The pace would again hit a snag when the final table of 10 was formed, which saw Raghavan begin with the chip lead. But it was Michael Wolff who would take the initiative in the early part of the final table as he won several big hands to gather a substantial chip lead as everyone else began to fall behind him, including when he eliminated Blake Battaglia in 10th place to break the barrier.
Wolff would continue to soar until one hand changed the course of the final table and wound up being the hand of the entire tournament. Raghavan flopped a set of eights against the top two pair of Wolff. The chips ended up all in on the flop and after the board ran out clean Raghavan was suddenly the huge chip leader while Wolff was knocked back down.
Just two minutes after that, Raghavan eliminated Michael Rossitto in eighth place when he woke up with pocket kings against the pocket nines of Rossitto to gain another critical pot, which Raghavan would specifically note afterward as being just as important to his win as the big hand against Wolff.
The eliminations came at a steady pace after that as Matthew Shepsky went down in seventh place, David Lindquist in sixth and Andrew Ostapchenko in fifth, two of which were sent to the rail courtesy of Casey Carroll. Raghavan would claim another victim when he eliminated John Shannon in fourth place when his flush got a river call.
Three-handed play would be defined by one hand when Raghavan flopped Broadway versus Carroll, who had a healthy stack at the start of the hand. Raghavan shoved on the river to send Carroll deep into the tank and eventually took all of his chips when Carroll called off with a pair of jacks.
Raghavan would take an overwhelming 7:1 chip lead heading into heads-up play against Wolff, who he would finish off in short order with ace-three running down pocket sixes to win the title.
In addition, Brian McDaniel won the WSOP Circuit Horseshoe Hammond Casino Championship title for a seat into the 2020 Global Casino Championship.
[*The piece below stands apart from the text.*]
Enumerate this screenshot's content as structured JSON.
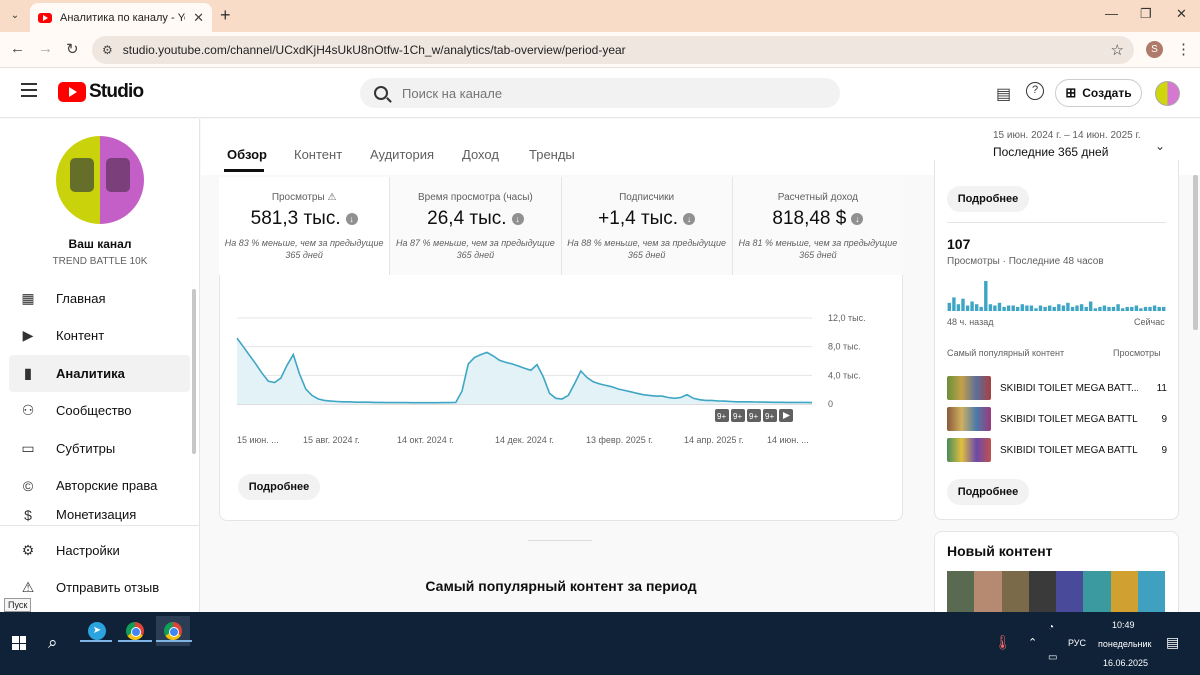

He amassed 75 points at the stop and won a ring in Event #6: $400 Monster Stack, good for $32,864.
Here's a look at all those who won rings at the stop:
|Event #1: $400 NLH||1,710||$561,330||David Larson||$76,589|
|Event #2: $250 NLH Double Stack||464||$92,800||Ryan Abelseth||$18,810|
|Event #3: $400 NLH Seniors||211||$69,630||Michael Reed||$16,878|
|Event #4: $600 NLH||154||$79,310||Jerry Gumila||$20,773|
|Event #5: $600 Pot-Limit Omaha||121||$62,315||Victor Skrobacz||$16,977|
|Event #6: $400 Monster Stack||502||$165,660||Brian McDaniel||$32,864|
|Event #7: $400 Omaha Hi-Lo 8 or Better||102||$33,660||Vu Hoang||$9,618|
|Event #8: $400 NLH Bounty||172||$39,650||Marla Grapsas||$10,140|
|Event #9: $600 NLH 6-Handed||163||$83,945||Mike Moncek||$21,751|
|Event #10: $1,125 NLH||167||$187,000||Justin Brown||$46,551|
|Event #11: $400 NLH Multi-Bag Bonus||894||$300,000||Greg Baird||$49,402|
|Event #12: $1,700 Main Event||1,063||$1,610,445||Ravi Raghavan||$272,322|
|Event #13: $2,200 High Roller||132||$264,000||Javier Zarco||$70,931|
|Event #14: $250 NLH||274||$54,800||Marvin Guss||$12,701|
That wraps up thePokerNews of WSOP Circuit Horseshoe Hammond Main Event. Stay tuned for more WSOP Circuit coverage in the final months of 2019 to be provided by PokerNews.